It not just novelty alcoholic beverages fans are snapping up, either. There’s a full line of your standard Nelk merch, their exclusive Full Send line, and the Full Send subscription services, where fans can get notified about the latest drops before anyone else.
Even before the Nelk boys got technically demonetized, it wasn’t like they were really raking in the dough from YouTube, anyways.

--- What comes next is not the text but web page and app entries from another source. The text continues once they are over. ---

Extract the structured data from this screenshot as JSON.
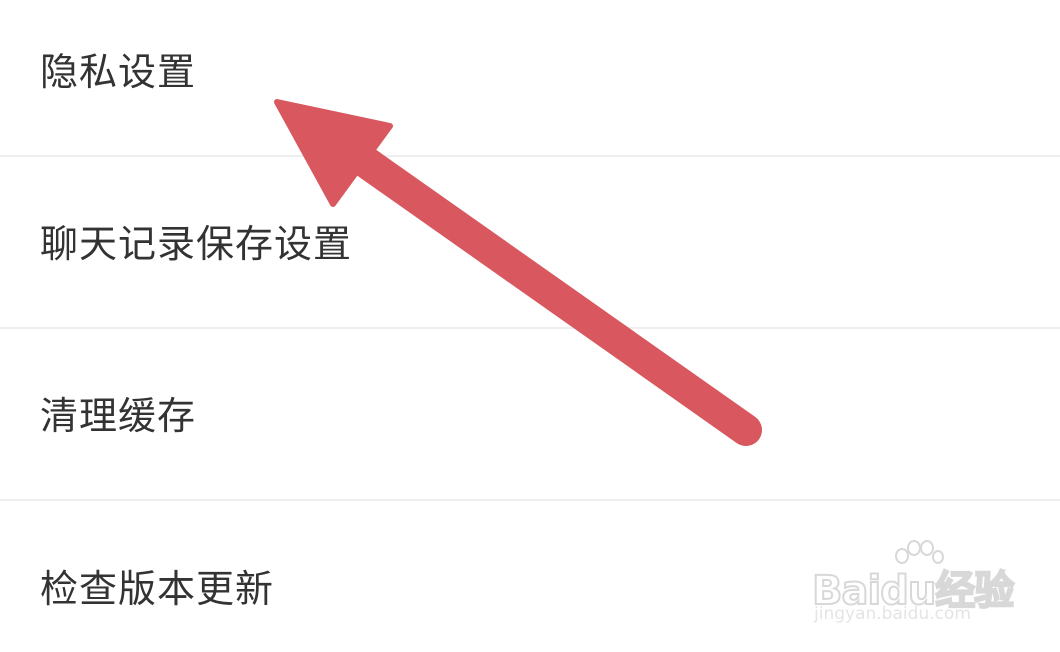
{
  "settings": {
    "items": [
      {
        "label": "隐私设置"
      },
      {
        "label": "聊天记录保存设置"
      },
      {
        "label": "清理缓存"
      },
      {
        "label": "检查版本更新"
      }
    ]
  },
  "annotation": {
    "icon": "arrow-up-left-icon",
    "color": "#d9575e"
  },
  "watermark": {
    "logo_text": "Baidu经验",
    "url": "jingyan.baidu.com"
  }
}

Back in November 2020 after the Google-owned video site started to try and crack down on them, they reportedly only received a paltry $0.23 (23 cents) for over 15 million video views during the month.
Finally, the Full Send crew has also been expanding their business empire into the realm of cryptocurrency, even going to far as to bash other content creators for promoting what they call “scam” coins. $70 million with no help from YouTube is certainly impressive, but it might just be the tip of the iceberg if things keep going Nelk’s way.